▶ _WHAT IS BEING ASKED_:
Wherever "devsite" shows up in the records below, copy the whole line.

[Data about app and page elements]
_____

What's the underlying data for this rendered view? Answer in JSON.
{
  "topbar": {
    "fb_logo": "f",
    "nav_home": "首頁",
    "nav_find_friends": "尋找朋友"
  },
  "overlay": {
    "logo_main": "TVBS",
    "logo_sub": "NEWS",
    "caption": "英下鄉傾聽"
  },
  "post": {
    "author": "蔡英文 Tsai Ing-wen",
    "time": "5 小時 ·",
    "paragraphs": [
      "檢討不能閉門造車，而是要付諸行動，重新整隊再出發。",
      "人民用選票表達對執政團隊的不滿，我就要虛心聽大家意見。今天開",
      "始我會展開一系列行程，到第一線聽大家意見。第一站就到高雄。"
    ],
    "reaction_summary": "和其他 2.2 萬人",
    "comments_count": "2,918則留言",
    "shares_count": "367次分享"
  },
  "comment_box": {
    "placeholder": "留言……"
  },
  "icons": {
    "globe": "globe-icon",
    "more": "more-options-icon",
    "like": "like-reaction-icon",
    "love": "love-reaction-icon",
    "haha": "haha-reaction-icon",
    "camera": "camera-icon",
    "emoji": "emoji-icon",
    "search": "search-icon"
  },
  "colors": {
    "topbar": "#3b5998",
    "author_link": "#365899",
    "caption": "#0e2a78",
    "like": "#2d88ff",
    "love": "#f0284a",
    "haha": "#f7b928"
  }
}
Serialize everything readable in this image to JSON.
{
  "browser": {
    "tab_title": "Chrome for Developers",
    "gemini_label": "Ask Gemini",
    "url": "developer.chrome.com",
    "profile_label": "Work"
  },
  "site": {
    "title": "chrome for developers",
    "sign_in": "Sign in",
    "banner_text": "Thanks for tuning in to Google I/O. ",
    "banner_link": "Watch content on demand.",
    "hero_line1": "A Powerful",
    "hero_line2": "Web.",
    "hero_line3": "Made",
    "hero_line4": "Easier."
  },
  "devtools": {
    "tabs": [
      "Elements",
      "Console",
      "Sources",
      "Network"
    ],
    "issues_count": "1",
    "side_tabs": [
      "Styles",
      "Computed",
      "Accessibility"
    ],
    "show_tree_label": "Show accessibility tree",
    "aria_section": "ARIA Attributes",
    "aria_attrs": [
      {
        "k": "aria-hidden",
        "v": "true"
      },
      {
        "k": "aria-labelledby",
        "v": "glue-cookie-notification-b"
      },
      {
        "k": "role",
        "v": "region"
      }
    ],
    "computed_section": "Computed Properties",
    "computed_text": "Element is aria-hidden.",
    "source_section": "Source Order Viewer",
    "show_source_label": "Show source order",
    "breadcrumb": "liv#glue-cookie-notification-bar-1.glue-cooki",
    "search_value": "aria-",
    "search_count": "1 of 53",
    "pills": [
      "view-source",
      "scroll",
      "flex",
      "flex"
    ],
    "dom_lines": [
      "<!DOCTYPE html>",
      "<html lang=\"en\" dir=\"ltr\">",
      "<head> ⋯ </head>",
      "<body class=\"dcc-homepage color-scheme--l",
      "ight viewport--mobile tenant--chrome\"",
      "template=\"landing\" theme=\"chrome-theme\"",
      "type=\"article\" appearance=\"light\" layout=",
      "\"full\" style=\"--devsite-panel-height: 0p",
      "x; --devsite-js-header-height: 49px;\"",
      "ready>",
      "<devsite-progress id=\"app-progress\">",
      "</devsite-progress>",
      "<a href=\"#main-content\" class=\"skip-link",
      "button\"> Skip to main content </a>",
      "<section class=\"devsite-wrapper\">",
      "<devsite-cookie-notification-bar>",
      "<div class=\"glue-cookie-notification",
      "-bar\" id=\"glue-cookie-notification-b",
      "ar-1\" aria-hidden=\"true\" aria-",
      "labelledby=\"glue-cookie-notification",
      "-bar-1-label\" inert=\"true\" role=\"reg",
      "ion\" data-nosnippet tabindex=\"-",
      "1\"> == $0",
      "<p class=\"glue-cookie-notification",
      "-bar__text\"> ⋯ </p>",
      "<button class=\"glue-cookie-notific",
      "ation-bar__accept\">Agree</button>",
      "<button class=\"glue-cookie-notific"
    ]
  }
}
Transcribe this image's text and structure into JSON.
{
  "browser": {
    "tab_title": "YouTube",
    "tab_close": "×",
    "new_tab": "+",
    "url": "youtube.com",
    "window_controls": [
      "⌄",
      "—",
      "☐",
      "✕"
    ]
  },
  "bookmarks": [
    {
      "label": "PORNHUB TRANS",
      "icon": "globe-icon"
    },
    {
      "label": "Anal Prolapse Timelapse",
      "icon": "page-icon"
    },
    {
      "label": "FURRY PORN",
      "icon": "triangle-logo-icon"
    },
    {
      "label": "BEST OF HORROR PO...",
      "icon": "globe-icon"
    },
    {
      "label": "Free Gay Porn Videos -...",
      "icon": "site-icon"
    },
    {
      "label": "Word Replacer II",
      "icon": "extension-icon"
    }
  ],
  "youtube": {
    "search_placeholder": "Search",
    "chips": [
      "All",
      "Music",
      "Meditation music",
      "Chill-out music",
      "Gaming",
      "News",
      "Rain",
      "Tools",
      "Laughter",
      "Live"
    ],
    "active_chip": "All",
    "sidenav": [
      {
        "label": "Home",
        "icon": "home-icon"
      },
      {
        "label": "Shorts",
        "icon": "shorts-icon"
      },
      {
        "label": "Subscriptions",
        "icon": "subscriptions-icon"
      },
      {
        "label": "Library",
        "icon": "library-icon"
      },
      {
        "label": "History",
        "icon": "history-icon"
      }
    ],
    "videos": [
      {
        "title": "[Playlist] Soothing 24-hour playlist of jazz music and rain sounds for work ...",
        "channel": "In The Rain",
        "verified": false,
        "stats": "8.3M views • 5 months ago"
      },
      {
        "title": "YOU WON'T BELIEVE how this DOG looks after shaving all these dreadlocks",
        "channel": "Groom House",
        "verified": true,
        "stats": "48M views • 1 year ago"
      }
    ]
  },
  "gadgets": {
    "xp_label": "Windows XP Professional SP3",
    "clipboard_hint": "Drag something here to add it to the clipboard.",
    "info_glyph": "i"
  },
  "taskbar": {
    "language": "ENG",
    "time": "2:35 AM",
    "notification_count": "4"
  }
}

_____

▶ _ANSWER TO THIS TASK_:
      "\"full\" style=\"--devsite-panel-height: 0p",
      "x; --devsite-js-header-height: 49px;\"",
      "<devsite-progress id=\"app-progress\">",
      "</devsite-progress>",
      "<section class=\"devsite-wrapper\">",
      "<devsite-cookie-notification-bar>",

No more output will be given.